Tip #1: Get Comfortable

The couch may seem like the most comfortable spot to work, but it doesn’t support the bodily evenly during extended periods of sitting. Instead, select a comfortable, adjustable desk chair for proper posture. A chair with height, seat, support, and armrest adjustments can help you get into a position that supports the curve of your back, lets your arms settle gently with shoulders relaxed, and allows your feet to rest flat on the floor.

If your chair needs minor tweaks to make it just right, consider using a small pillow. The pillow can help with back support, seat padding or height, or raise your elbow height to be level with your keyboard and mouse.

Tip #2: Don’t Forget the Accessories

The built-in trackpad and keyboard on laptops don't offer much adjustability (and sometimes they are just too small). Consider using an external keyboard and mouse, maybe ones with ergonomic features that reduce strain on your hands and wrists.

Just as important as what you're using is where it's placed. The positioning of the keyboard, mouse, and monitor can reduce strain (and poor posture). The mouse should be next to the keyboard, and both should be near the edge of the table.
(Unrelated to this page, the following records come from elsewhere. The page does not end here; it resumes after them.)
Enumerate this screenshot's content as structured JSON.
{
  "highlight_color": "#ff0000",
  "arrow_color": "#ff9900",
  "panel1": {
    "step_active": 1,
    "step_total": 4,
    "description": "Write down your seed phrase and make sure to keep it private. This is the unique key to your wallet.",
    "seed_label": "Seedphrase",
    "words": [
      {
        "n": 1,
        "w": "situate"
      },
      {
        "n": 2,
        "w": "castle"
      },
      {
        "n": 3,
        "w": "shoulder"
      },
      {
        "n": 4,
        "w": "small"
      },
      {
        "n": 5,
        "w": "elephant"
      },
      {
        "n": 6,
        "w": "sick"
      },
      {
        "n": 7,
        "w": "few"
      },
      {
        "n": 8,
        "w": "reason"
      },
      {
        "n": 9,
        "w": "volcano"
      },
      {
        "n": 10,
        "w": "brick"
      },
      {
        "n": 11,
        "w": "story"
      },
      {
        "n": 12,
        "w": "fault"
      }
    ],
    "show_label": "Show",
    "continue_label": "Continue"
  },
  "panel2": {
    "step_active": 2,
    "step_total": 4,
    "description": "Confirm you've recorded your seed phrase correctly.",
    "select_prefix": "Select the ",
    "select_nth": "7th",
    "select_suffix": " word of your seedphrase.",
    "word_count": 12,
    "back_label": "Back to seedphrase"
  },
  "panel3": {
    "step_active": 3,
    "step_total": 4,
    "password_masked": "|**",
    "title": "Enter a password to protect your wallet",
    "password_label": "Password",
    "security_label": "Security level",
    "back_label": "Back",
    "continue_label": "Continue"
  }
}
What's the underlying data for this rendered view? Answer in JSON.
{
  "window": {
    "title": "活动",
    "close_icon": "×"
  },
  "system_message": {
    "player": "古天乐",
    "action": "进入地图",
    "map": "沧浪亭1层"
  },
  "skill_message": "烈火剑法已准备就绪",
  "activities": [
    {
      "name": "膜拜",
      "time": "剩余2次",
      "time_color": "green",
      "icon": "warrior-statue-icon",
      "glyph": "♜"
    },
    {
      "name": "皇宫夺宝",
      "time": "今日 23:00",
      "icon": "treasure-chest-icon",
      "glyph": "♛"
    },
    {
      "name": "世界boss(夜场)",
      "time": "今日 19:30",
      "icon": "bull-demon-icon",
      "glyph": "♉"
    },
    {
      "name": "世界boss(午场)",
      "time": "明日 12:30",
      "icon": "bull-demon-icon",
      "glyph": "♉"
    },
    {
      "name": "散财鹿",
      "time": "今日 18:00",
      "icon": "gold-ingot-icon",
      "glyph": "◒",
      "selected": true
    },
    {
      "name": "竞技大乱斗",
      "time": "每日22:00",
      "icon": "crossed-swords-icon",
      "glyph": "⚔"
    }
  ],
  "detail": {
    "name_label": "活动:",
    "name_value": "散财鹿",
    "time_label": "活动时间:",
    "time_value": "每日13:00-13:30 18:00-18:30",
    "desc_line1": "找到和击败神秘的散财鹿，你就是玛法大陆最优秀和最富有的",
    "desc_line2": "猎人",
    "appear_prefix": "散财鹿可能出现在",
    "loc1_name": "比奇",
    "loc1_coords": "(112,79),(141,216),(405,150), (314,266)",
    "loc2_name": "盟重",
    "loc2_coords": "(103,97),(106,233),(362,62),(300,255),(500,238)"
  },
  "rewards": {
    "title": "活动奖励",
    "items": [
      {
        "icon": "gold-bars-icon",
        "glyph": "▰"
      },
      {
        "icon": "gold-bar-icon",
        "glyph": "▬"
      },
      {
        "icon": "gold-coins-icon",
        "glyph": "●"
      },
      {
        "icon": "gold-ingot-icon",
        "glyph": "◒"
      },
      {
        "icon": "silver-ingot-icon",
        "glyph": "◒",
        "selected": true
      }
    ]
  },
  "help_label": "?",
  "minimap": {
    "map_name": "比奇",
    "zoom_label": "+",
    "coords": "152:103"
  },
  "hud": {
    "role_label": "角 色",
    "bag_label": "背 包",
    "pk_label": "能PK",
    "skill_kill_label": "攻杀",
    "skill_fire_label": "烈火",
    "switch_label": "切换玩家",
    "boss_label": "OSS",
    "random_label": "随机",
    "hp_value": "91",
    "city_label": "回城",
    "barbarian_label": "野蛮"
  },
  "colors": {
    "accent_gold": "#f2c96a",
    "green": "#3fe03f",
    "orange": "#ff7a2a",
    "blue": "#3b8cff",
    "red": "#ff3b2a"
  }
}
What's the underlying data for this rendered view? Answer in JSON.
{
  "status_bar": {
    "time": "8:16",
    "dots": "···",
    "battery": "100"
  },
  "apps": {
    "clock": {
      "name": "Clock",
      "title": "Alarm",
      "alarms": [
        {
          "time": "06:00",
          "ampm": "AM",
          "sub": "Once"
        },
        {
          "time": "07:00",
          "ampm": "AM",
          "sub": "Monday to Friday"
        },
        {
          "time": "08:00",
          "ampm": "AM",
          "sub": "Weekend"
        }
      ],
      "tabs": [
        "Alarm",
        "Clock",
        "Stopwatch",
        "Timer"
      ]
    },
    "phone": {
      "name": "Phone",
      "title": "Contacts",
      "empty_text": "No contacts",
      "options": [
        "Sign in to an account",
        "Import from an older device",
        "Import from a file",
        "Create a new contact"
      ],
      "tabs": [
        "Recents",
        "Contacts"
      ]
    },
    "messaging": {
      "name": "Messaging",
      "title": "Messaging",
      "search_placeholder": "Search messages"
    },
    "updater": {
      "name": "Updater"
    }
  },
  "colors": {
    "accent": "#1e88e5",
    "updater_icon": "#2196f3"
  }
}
Your arms should bend 90 degrees at the elbow and rest gently with shoulders relaxed. The monitor should be directly in front of your body, roughly 18-20 inches away, depending on size (larger monitors should be further away). The top 2/3s of the monitor should fall within eye level.  

Tip #3: Lighting
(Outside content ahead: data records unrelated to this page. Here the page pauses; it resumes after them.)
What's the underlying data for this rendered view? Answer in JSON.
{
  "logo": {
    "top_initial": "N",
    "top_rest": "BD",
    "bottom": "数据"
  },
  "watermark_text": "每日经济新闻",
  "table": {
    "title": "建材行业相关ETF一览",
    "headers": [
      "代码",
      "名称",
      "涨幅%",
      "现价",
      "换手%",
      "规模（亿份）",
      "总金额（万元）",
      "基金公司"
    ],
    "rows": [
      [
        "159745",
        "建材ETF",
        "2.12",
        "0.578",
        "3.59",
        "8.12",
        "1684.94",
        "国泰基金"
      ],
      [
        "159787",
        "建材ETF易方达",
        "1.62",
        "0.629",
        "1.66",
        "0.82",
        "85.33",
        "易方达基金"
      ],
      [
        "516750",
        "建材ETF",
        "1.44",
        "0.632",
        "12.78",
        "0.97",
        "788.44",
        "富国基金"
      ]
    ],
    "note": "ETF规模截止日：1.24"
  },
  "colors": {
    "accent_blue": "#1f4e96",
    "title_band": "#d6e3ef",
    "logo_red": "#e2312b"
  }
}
Your workspace should have general lighting without glare or shadows. Avoid facing windows or consider using shades or curtains to avoid excessive brightness. Task lighting, like a lamp, can help highlight desktop areas or documents.

Tip #4: Move Around

Sitting all day can be boring! Vary your work positions between sitting and standing throughout the day, if possible. For example, try standing during phone calls when you don't need immediate access to your computer. Movement and stretching refresh your muscles and can help provide focus for the next task. It's also good to give your eyes a break and view something besides a computer screen throughout the day.  Set a goal to move at once every hour.

To review your @home work environment, Chubb offers an Ergonomics Checklist.